[[ GIVEN DATA, beginning ]]

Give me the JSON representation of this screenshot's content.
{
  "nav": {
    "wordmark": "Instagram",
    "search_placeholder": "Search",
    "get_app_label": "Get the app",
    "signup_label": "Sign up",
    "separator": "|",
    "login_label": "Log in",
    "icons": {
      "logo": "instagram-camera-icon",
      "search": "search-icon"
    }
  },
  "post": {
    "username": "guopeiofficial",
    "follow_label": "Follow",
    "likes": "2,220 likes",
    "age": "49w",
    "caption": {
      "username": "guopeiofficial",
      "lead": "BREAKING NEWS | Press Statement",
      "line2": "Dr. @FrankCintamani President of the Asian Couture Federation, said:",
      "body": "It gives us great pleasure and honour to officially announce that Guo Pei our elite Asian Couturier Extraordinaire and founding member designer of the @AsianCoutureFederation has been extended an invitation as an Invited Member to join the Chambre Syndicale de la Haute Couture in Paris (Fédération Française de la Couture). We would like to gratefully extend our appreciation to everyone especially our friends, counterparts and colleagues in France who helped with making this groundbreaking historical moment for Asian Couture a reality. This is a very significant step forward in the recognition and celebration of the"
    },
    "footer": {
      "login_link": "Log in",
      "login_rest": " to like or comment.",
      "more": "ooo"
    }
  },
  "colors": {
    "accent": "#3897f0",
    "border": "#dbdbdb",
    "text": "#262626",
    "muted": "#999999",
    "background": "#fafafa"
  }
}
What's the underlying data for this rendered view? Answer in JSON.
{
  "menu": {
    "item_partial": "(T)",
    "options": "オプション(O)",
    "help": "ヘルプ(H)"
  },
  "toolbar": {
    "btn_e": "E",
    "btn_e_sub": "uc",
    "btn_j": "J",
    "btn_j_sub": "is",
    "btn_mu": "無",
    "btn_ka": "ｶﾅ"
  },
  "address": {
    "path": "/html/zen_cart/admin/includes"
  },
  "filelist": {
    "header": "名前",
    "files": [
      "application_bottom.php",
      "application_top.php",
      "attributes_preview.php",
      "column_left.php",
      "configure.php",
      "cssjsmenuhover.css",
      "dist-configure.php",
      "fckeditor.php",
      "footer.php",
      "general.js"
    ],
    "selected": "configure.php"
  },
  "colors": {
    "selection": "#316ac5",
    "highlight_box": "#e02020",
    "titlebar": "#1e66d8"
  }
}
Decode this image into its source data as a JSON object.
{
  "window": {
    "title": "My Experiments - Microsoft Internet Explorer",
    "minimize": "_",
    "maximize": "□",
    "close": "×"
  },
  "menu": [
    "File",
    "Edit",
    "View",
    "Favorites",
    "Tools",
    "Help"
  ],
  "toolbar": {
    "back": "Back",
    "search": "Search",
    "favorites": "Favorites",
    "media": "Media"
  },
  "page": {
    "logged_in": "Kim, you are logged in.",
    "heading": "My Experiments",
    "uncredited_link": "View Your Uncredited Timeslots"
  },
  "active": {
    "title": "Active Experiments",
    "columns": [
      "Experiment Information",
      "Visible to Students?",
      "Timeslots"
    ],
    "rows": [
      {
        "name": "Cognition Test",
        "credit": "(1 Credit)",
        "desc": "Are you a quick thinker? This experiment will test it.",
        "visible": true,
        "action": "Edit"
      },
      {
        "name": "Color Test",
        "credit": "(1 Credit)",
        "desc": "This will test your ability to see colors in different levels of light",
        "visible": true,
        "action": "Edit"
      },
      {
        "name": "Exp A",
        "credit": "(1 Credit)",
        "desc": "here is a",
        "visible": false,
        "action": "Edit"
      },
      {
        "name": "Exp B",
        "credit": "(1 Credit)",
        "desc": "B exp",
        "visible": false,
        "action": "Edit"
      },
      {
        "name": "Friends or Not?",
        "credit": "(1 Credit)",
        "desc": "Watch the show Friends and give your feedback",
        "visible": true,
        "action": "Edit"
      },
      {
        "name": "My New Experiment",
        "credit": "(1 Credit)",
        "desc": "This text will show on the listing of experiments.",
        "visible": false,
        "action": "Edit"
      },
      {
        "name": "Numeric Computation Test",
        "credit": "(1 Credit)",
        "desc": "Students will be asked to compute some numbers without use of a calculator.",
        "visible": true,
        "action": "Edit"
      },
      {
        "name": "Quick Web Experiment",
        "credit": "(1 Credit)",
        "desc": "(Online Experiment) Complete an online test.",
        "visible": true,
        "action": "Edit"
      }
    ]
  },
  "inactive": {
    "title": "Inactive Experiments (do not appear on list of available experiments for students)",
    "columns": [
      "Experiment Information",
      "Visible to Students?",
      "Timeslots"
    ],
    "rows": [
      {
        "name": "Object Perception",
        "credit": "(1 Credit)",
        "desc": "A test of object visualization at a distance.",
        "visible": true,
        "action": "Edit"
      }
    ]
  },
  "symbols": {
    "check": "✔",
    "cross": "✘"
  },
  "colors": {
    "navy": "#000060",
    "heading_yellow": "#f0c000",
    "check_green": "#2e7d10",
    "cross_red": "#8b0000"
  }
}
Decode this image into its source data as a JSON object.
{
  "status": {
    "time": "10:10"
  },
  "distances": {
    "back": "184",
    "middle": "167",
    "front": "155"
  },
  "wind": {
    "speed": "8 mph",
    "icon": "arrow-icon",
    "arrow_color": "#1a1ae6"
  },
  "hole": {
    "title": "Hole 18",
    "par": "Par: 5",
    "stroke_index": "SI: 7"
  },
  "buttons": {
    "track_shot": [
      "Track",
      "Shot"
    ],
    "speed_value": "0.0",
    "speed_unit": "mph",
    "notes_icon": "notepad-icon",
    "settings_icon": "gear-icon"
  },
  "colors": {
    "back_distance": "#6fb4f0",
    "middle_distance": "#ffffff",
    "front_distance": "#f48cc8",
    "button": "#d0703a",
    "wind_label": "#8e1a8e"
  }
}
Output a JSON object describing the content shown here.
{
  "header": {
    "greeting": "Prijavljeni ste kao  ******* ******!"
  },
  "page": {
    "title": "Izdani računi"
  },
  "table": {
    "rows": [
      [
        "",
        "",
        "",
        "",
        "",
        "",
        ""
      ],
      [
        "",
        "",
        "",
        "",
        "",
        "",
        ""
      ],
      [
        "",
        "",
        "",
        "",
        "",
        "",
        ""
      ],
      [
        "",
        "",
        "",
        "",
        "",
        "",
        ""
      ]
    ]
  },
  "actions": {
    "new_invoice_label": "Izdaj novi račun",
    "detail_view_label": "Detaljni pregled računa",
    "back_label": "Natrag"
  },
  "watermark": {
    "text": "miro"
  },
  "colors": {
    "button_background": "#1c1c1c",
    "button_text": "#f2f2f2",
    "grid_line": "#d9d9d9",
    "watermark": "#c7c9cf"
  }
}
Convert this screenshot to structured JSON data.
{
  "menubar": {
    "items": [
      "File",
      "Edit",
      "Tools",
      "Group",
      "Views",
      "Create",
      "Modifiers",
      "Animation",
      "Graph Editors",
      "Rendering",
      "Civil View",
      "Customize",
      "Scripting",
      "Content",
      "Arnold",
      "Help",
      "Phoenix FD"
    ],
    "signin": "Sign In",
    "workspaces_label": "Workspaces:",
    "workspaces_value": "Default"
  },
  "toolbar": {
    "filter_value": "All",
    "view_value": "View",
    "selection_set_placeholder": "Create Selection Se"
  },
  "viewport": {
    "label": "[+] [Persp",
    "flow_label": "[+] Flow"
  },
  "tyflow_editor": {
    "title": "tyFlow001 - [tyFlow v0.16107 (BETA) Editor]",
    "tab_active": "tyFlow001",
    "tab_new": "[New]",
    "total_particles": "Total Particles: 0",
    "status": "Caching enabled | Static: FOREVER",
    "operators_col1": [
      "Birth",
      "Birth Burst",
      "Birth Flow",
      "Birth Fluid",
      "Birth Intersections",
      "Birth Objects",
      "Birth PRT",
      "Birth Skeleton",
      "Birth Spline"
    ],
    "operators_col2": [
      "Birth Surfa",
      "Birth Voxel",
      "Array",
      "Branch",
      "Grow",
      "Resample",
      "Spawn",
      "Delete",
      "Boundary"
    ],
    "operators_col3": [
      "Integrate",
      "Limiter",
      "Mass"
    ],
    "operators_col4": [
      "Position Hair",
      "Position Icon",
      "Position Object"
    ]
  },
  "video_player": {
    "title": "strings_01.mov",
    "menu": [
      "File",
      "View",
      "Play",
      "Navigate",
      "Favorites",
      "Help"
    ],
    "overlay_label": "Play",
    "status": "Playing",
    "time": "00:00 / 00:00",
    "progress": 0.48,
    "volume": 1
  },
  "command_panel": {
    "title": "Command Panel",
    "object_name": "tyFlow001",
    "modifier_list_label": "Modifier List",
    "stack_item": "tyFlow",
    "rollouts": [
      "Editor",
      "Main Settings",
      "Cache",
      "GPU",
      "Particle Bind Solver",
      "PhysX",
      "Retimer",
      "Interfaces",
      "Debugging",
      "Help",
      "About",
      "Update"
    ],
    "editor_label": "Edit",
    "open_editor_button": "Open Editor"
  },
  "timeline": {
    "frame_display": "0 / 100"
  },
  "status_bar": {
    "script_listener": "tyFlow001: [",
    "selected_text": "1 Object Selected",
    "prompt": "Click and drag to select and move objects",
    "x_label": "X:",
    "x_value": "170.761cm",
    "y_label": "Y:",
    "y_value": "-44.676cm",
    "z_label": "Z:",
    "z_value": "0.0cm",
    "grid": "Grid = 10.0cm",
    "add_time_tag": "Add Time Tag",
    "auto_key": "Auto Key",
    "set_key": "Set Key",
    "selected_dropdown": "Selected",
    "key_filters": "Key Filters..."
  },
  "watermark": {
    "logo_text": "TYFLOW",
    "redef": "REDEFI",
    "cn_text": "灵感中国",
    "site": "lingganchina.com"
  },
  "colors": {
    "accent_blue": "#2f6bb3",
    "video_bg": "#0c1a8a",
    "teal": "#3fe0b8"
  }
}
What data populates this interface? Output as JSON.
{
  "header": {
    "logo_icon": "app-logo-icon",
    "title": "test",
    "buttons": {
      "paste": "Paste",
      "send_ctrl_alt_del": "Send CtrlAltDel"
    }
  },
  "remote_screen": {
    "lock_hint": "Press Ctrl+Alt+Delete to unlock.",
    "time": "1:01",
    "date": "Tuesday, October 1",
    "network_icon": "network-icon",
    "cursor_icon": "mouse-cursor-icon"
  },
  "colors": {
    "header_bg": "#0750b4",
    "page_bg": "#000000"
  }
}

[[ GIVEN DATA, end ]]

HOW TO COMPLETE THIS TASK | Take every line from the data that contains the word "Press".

SOLUTION TO THIS EXERCISE |
      "lead": "BREAKING NEWS | Press Statement",
    "lock_hint": "Press Ctrl+Alt+Delete to unlock.",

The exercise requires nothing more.